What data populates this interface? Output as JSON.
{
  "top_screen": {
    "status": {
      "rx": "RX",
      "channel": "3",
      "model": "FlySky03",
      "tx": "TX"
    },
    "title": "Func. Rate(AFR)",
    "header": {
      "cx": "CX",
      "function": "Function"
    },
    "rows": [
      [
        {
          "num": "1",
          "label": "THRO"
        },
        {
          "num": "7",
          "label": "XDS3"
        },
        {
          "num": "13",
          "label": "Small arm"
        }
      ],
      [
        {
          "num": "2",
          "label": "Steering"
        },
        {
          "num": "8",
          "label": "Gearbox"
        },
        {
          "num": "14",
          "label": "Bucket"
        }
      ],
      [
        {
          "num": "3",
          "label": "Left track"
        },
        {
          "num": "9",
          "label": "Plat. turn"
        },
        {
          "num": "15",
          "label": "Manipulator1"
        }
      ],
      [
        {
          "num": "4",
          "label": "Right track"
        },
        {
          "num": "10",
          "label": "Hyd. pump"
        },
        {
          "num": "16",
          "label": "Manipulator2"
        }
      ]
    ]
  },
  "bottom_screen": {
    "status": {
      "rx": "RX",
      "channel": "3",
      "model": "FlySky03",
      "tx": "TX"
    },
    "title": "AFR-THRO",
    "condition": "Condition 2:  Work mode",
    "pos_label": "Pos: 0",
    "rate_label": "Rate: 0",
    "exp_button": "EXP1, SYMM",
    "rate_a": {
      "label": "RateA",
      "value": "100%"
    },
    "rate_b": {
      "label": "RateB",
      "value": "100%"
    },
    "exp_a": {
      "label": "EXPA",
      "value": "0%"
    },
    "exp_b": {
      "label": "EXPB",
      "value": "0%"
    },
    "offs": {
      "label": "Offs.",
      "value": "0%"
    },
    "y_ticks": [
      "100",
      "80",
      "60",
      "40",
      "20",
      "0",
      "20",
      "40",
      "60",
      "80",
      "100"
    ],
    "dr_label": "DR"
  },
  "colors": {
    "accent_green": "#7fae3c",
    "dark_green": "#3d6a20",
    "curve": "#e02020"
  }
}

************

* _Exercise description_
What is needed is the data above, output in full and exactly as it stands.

* _Solved problem_
What data populates this interface? Output as JSON.
{
  "top_screen": {
    "status": {
      "rx": "RX",
      "channel": "3",
      "model": "FlySky03",
      "tx": "TX"
    },
    "title": "Func. Rate(AFR)",
    "header": {
      "cx": "CX",
      "function": "Function"
    },
    "rows": [
      [
        {
          "num": "1",
          "label": "THRO"
        },
        {
          "num": "7",
          "label": "XDS3"
        },
        {
          "num": "13",
          "label": "Small arm"
        }
      ],
      [
        {
          "num": "2",
          "label": "Steering"
        },
        {
          "num": "8",
          "label": "Gearbox"
        },
        {
          "num": "14",
          "label": "Bucket"
        }
      ],
      [
        {
          "num": "3",
          "label": "Left track"
        },
        {
          "num": "9",
          "label": "Plat. turn"
        },
        {
          "num": "15",
          "label": "Manipulator1"
        }
      ],
      [
        {
          "num": "4",
          "label": "Right track"
        },
        {
          "num": "10",
          "label": "Hyd. pump"
        },
        {
          "num": "16",
          "label": "Manipulator2"
        }
      ]
    ]
  },
  "bottom_screen": {
    "status": {
      "rx": "RX",
      "channel": "3",
      "model": "FlySky03",
      "tx": "TX"
    },
    "title": "AFR-THRO",
    "condition": "Condition 2:  Work mode",
    "pos_label": "Pos: 0",
    "rate_label": "Rate: 0",
    "exp_button": "EXP1, SYMM",
    "rate_a": {
      "label": "RateA",
      "value": "100%"
    },
    "rate_b": {
      "label": "RateB",
      "value": "100%"
    },
    "exp_a": {
      "label": "EXPA",
      "value": "0%"
    },
    "exp_b": {
      "label": "EXPB",
      "value": "0%"
    },
    "offs": {
      "label": "Offs.",
      "value": "0%"
    },
    "y_ticks": [
      "100",
      "80",
      "60",
      "40",
      "20",
      "0",
      "20",
      "40",
      "60",
      "80",
      "100"
    ],
    "dr_label": "DR"
  },
  "colors": {
    "accent_green": "#7fae3c",
    "dark_green": "#3d6a20",
    "curve": "#e02020"
  }
}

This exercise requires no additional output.